### ASSIGNED TASK
Report back each line of the data that contains the word "this".
DATA Start Marker
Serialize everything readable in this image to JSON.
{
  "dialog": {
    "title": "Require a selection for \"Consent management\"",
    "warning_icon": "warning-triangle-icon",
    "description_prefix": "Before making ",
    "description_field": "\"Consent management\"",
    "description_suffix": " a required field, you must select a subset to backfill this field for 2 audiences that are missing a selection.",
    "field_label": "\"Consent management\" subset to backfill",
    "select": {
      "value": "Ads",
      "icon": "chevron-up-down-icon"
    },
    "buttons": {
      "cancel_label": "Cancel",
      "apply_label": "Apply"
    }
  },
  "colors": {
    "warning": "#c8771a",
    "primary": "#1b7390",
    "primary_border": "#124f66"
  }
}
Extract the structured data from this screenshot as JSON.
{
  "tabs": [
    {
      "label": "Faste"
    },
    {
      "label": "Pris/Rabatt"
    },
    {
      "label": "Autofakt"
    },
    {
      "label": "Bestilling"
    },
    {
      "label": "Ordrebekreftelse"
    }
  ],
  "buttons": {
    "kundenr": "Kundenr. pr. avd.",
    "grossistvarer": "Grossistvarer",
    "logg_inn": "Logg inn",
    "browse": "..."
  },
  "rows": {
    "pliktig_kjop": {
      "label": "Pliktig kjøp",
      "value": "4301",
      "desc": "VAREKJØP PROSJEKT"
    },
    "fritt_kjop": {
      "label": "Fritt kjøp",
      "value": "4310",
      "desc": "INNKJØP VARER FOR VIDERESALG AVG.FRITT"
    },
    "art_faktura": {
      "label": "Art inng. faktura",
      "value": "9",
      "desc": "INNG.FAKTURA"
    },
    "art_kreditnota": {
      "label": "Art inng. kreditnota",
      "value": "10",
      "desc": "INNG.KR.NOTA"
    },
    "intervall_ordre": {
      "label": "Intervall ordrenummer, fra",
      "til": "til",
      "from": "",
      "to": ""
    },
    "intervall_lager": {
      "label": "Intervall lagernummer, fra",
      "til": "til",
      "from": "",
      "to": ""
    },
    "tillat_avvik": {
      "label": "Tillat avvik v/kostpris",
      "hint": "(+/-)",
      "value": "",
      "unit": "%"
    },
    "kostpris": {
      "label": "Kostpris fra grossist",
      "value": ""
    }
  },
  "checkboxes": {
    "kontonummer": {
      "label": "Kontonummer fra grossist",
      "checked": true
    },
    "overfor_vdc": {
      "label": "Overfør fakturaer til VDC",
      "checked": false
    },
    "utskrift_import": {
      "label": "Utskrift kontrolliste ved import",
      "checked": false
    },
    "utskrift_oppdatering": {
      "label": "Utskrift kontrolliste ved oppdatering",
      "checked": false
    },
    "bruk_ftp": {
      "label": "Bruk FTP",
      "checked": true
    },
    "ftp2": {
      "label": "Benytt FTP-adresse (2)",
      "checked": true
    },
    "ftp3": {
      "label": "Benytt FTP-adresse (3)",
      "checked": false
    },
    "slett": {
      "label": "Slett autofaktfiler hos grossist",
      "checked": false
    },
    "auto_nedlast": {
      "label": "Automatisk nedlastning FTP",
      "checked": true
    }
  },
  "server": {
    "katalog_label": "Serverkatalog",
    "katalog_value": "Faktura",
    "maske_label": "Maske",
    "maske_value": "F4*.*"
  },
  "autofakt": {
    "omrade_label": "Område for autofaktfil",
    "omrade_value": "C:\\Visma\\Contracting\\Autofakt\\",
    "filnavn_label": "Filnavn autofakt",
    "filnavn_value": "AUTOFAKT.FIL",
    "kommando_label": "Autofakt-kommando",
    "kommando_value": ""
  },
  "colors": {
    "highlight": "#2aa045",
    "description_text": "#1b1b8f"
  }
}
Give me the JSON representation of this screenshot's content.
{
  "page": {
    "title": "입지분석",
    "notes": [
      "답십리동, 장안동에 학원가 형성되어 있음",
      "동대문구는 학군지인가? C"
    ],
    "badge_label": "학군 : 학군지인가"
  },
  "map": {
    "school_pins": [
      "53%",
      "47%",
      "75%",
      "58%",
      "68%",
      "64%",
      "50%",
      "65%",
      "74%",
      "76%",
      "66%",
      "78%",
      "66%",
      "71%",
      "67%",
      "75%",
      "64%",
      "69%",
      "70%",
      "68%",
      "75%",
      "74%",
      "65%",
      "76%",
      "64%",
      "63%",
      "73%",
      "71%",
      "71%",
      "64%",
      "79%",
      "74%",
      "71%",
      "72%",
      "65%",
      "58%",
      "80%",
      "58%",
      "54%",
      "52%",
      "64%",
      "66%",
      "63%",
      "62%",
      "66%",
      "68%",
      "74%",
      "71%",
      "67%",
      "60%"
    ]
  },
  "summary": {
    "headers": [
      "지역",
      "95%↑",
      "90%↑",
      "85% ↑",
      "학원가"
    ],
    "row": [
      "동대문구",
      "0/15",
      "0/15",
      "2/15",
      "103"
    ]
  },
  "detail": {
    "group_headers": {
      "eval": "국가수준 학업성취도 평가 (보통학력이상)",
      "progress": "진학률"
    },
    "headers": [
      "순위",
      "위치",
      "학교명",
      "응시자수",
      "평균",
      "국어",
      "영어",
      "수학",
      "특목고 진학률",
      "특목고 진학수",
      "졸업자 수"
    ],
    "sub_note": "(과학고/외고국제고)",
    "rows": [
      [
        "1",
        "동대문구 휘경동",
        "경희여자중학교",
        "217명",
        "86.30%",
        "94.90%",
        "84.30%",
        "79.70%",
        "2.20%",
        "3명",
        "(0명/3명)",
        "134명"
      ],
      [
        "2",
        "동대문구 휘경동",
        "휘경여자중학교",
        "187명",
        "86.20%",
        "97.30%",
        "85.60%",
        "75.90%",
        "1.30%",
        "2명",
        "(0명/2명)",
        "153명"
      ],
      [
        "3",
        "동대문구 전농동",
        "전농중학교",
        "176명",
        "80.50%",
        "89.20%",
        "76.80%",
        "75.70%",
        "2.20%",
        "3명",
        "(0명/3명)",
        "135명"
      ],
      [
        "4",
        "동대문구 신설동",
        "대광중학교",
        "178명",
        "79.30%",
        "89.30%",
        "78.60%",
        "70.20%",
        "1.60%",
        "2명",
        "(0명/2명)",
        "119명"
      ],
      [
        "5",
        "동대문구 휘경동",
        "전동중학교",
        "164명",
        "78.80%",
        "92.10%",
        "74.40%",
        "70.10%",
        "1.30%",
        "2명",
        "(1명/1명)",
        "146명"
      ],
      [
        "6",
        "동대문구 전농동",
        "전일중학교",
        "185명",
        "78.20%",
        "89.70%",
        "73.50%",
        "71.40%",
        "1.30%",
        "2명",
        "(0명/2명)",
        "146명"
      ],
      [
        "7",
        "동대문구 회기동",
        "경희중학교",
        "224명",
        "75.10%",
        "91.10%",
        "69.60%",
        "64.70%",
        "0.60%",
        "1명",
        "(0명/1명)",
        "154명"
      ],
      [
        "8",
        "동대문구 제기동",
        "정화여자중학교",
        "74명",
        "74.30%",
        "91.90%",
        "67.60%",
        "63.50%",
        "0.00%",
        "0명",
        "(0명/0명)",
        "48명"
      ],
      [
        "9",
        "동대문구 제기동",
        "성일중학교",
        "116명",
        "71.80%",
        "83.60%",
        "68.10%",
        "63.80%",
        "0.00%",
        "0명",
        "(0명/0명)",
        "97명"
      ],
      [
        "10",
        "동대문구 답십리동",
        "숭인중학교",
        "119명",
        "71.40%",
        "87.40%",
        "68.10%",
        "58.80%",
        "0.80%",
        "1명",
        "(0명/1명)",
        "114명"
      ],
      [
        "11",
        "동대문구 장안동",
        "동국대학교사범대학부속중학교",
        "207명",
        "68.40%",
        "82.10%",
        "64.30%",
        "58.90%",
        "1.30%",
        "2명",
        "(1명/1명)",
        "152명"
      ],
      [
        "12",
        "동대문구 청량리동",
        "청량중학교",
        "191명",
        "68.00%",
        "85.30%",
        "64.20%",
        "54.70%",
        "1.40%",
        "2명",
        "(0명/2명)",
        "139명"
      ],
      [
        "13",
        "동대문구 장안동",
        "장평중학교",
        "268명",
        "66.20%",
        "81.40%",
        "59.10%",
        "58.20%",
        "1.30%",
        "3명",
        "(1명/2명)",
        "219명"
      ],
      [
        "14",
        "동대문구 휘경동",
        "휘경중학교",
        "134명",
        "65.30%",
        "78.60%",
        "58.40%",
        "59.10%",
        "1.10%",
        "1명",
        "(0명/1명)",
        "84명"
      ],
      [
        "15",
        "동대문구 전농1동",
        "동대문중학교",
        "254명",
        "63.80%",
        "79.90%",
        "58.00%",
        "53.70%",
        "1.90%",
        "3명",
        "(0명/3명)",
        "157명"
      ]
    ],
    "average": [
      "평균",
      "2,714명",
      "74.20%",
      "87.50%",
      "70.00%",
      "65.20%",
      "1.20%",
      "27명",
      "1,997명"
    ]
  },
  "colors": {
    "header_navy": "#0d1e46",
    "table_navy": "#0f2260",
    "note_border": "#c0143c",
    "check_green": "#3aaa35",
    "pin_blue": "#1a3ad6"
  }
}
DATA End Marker
### RESPONSE BELOW
Serialize everything readable in this image to JSON.
    "description_suffix": " a required field, you must select a subset to backfill this field for 2 audiences that are missing a selection.",
Extract the structured data from this screenshot as JSON.
Give me the JSON representation of this screenshot's content.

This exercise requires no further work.